  • On Abu Qatada, torture and the right to fair trial on Newsnight


Questionable funding sources of the HJS:


Another donor is Nina Rosenwald, whose Abstraction Fund donated $10,000 to HJS via a US fundraising arm, the American Friends of the Henry Jackson Society.  Rosenwald also finances the US-based rightwing Gatestone Institute which publishes Douglas Murray’s writing alongside Geert Wilders, the founder and leader of the Dutch Party for Freedom who has declared he “hates Islam”.


HJS and Amnesty’s views on control order regime


The most telling example of the difference between Amnesty International and Simcox and his ilk can be demonstrated by their views on control orders in which Simcox refers to a particular case which Amnesty UK was involved in.
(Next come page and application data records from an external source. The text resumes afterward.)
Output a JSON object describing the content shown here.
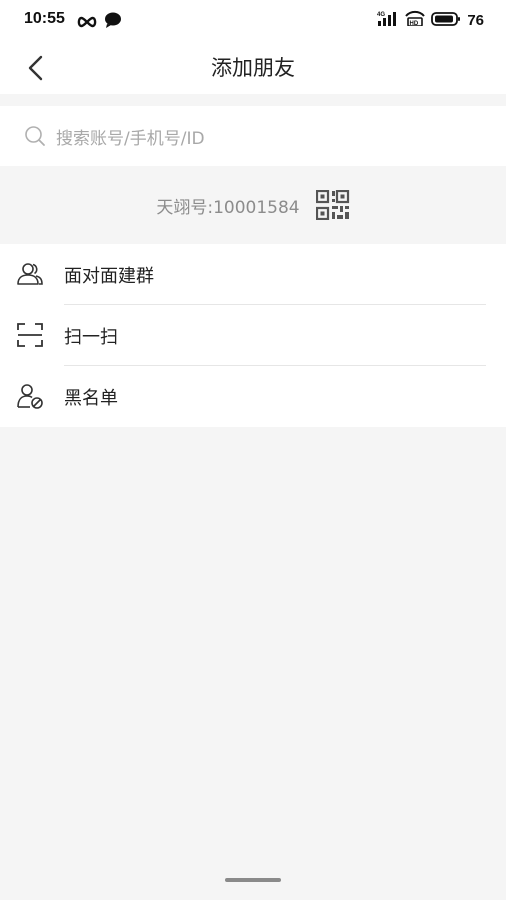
{
  "status_bar": {
    "time": "10:55",
    "battery": "76",
    "network": "4G"
  },
  "nav": {
    "title": "添加朋友"
  },
  "search": {
    "placeholder": "搜索账号/手机号/ID"
  },
  "account": {
    "id_text": "天翊号:10001584"
  },
  "menu": {
    "items": [
      {
        "label": "面对面建群",
        "icon": "people-icon"
      },
      {
        "label": "扫一扫",
        "icon": "scan-icon"
      },
      {
        "label": "黑名单",
        "icon": "blocked-user-icon"
      }
    ]
  }
}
  • Simcox: Control orders are a necessary resort
"One cause célèbre used to prove the wickedness of the legislation was Mahmoud Abu Rideh, who had his case taken up by Amnesty International. Amnesty's director, Kate Allen, said: "I don't know whether or not he's innocent: what I do know is that he has never been allowed to see or challenge the secret 'evidence' against him".


"then, the current system is the best we have, and the government is not offering a better alternative. It should not abandon control orders without being aware of the potentially devastating consequences of doing so."


In contrast Kate Allen, Director of Amnesty UK wrote a article on control order, Control order need controlling
"But I left that meeting more determined than ever that we are right to oppose the control order regime in its entirety. That a man could be driven to the point of suicide because our government forces him to live a half-life, with no opportunity to prove his innocence and no explanation for the presumption of his guilt, is nothing short of disgusting. It's a legacy of previous counterterrorism policy that the new home secretary should look into urgently, before it is too late for Mahmoud Abu Rideh."


It is most telling that their views on this issue like others issues, are the antithesis of one another.


Event brief as detailed in a HJS email newsletter: